App Directories

You have two options to structure application specific code/config:

  • app.py - This file includes all your route information and is always included in the deployment package.
  • chalicelib/ - This directory (if it exists) is included in the deployment package. This is where you can add config files and additional application modules if you prefer not to have all your app code in the app.py file.

See Multifile Support for more info on the chalicelib/ directory. Both the app.py and the chalicelib/ directory are intended for code that you write yourself.

3rd Party Packages

There are two options for handling python package dependencies:

  • requirements.txt - During the packaging process, chalice will run pip install -r requirements.txt in a virtual environment and automatically install 3rd party python packages into the deployment package.
  • vendor/ - The contents of this directory are automatically added to the top level of the deployment package.

Chalice will also check for an optional vendor/ directory in the project root directory. The contents of this directory are automatically included in the top level of the deployment package (see Examples for specific examples). The vendor/ directory is helpful in these scenarios:

  • You need to include custom packages or binary content that is not accessible via pip. These may be internal packages that aren't public.
  • You need to use C extensions, and you're not developing on Linux.

As a general rule of thumb, code that you write goes in either app.py or chalicelib/, and dependencies are either specified in requirements.txt or placed in the vendor/ directory.

Examples

Suppose I have the following app structure:

.
├── app.py
├── chalicelib
│   ├── __init__.py
│   └── utils.py
├── requirements.txt
└── vendor
    └── internalpackage
        └── __init__.py
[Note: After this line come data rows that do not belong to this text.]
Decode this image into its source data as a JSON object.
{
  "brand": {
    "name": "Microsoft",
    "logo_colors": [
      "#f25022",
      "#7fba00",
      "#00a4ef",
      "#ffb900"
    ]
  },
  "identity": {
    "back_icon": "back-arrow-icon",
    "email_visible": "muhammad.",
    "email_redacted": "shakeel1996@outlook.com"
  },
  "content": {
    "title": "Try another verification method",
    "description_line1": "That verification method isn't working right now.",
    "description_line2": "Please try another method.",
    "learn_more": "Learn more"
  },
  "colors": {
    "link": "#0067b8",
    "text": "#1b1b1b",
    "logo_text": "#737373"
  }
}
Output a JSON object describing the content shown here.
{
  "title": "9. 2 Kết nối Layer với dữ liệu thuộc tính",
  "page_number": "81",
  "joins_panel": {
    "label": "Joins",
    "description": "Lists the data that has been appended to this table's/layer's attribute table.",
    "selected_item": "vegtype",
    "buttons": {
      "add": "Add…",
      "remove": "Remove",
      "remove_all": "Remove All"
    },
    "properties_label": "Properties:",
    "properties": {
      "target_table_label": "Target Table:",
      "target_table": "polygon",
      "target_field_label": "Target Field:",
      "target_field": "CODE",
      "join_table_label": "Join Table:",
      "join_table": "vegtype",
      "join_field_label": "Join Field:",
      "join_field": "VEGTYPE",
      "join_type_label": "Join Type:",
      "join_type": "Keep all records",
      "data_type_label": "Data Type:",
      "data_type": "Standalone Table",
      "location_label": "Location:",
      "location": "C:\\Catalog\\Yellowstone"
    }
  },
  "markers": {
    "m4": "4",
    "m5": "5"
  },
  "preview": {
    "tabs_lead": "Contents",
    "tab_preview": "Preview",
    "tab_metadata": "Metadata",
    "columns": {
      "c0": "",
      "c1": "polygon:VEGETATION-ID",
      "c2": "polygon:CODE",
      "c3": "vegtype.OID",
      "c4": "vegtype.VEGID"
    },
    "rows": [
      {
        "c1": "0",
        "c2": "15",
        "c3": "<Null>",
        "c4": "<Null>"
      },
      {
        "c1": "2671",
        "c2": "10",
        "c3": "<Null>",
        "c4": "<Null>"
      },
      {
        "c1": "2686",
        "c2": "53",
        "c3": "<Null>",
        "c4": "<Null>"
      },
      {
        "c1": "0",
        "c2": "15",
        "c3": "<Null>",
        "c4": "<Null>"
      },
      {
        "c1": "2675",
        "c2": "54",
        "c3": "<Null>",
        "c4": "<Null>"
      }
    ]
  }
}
And the requirements.txt file had one requirement:

$ cat requirements.txt
sortedcontainers==1.5.4

Then the final deployment package directory structure would look like this:

.
├── app.py
├── chalicelib
│   ├── __init__.py
│   └── utils.py
├── internalpackage
│   └── __init__.py
└── sortedcontainers
    └── __init__.py

This directory structure is then zipped up and sent to AWS Lambda during the deployment process.

Psycopg2 Example

Below shows an example of how you can use the psycopg2 package in a chalice app.

We're going to leverage the vendor/ directory in order to use this package in our app. We can't use requirements.txt file because psycopg2 has additional requirements:

  • It contains C extensions and if you're not developing on Amazon Linux, the binaries built on a dev machine will not match what's needed on AWS Lambda.
  • AWS Lambda does not have the libpq.so library available, so we need to build a custom version of psycopg2 that has libpq.so statically linked.

You can do this yourself by building psycopg2 on Amazon Linux with the static_libpq=1 value set in the setup.cfg file. You can then copy/unzip the .whl file into the vendor/ directory.

There are also existing packages that have prebuilt this, including the 3rd party awslambda-psycopg2 package. If you wanted to use this 3rd party package you can follow these steps:

$ mkdir vendor
$ git clone git@github.com:jkehler/awslambda-psycopg2.git
$ cp -r awslambda-psycopg2/psycopg2 vendor/
$ rm -rf awslambda-psycopg2/

You should now have a directory that looks like this:

$ tree
.
├── app.py
├── app.pyc
├── requirements.txt
└── vendor
    └── psycopg2
        ├── __init__.py
        ├── _json.py
        ├── _psycopg.so
        ....

In your app.py file you can now import psycopg2, and this dependency will automatically be included when the chalice deploy command is run.